|US20080127294 *||Sep 22, 2006||May 29, 2008||Keith Robert O||Secure virtual private network|
|US20080269916 *||Apr 27, 2007||Oct 30, 2008||Malone Christopher G||Hardware Component Management Using Visual Graphics|
|US20090037496 *||Aug 1, 2008||Feb 5, 2009||Chong Benedict T||Diagnostic Virtual Appliance|
|US20120246365 *||May 19, 2010||Sep 27, 2012||Electrolux Home Products Corporation N.V.||Bus control for a domestic appliance|
|US20130047001 *||Apr 16, 2012||Feb 21, 2013||Hon Hai Precision Industry Co., Ltd.||Load card for testing slot connectors of motherboard|
|US20140122938 *||Mar 5, 2013||May 1, 2014||Inventec Corporation||Test apparatus|
|EP2028594A2 *||Aug 13, 2008||Feb 25, 2009||Mimaki Engineering Co., Ltd.||Manufacturing method and testing method for data transfer apparatus, and the data transfer apparatus|
|U.S. Classification||709/224, 714/48, 714/39, 714/E11.177, 709/223|
|International Classification||G06F15/173, G06F11/263|
|Jun 22, 2000||AS||Assignment|
Owner name: INTERNATIONAL BUSINESS MACHINES CORPORATION, NEW Y
Free format text: ASSIGNMENT OF ASSIGNORS INTEREST;ASSIGNORS:BREWER, JAMES ARTHUR;GUPTA, SANJAY;HARTMAN, NICOLE DAWN;AND OTHERS;REEL/FRAME:011000/0100
Effective date: 20000621
|Aug 4, 2005||AS||Assignment|
Owner name: LENOVO (SINGAPORE) PTE LTD.,SINGAPORE
Free format text: ASSIGNMENT OF ASSIGNORS INTEREST;ASSIGNOR:INTERNATIONAL BUSINESS MACHINES CORPORATION;REEL/FRAME:016891/0507
Effective date: 20050520
|Jan 13, 2009||REMI||Maintenance fee reminder mailed|
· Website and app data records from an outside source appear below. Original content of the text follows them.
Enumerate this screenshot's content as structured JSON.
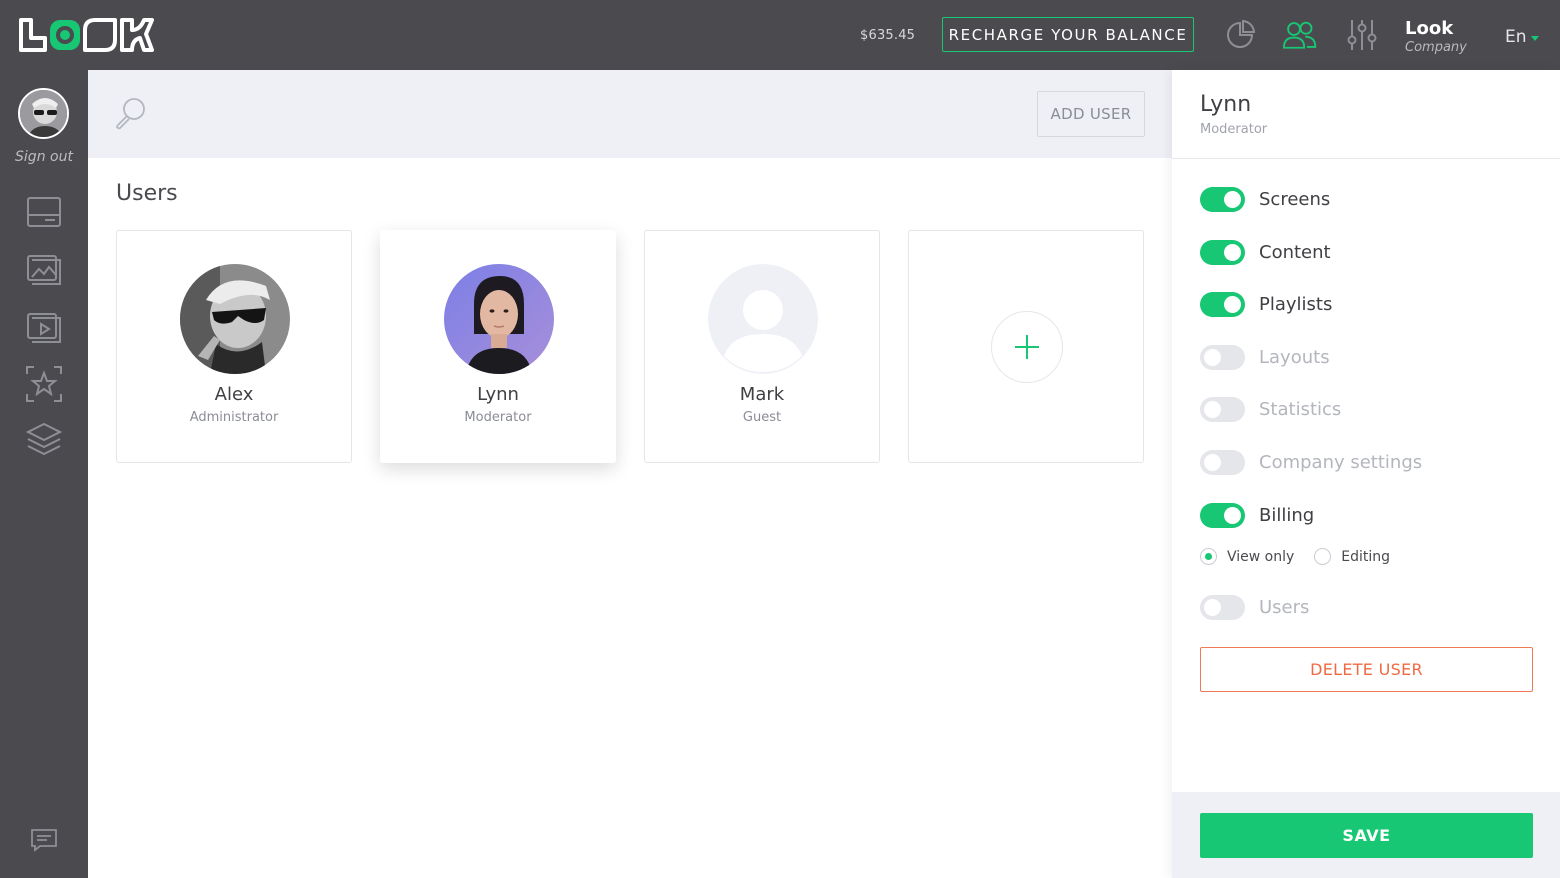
{
  "brand": {
    "logo_text": "LOOK",
    "accent": "#17c773",
    "dark": "#4a4a4f",
    "danger": "#ef6a42"
  },
  "topbar": {
    "balance": "$635.45",
    "recharge_label": "RECHARGE YOUR BALANCE",
    "icons": [
      "pie-chart-icon",
      "users-icon",
      "sliders-icon"
    ],
    "company_name": "Look",
    "company_sub": "Company",
    "language": "En"
  },
  "sidebar": {
    "signout_label": "Sign out",
    "icons": [
      "screens-icon",
      "content-icon",
      "playlists-icon",
      "layouts-icon",
      "layers-icon",
      "chat-icon"
    ]
  },
  "search": {
    "icon": "search-icon",
    "add_user_label": "ADD USER"
  },
  "main": {
    "title": "Users",
    "users": [
      {
        "name": "Alex",
        "role": "Administrator",
        "avatar": "photo-bw"
      },
      {
        "name": "Lynn",
        "role": "Moderator",
        "avatar": "photo-violet",
        "selected": true
      },
      {
        "name": "Mark",
        "role": "Guest",
        "avatar": "placeholder"
      }
    ],
    "add_card_icon": "plus-icon"
  },
  "panel": {
    "name": "Lynn",
    "role": "Moderator",
    "permissions": [
      {
        "label": "Screens",
        "on": true
      },
      {
        "label": "Content",
        "on": true
      },
      {
        "label": "Playlists",
        "on": true
      },
      {
        "label": "Layouts",
        "on": false
      },
      {
        "label": "Statistics",
        "on": false
      },
      {
        "label": "Company settings",
        "on": false
      },
      {
        "label": "Billing",
        "on": true
      },
      {
        "label": "Users",
        "on": false
      }
    ],
    "billing_access": {
      "options": [
        "View only",
        "Editing"
      ],
      "selected": "View only"
    },
    "delete_label": "DELETE USER",
    "save_label": "SAVE"
  }
}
|Jul 5, 2009||LAPS||Lapse for failure to pay maintenance fees|
|Aug 25, 2009||FP||Expired due to failure to pay maintenance fee|
Effective date: 20090705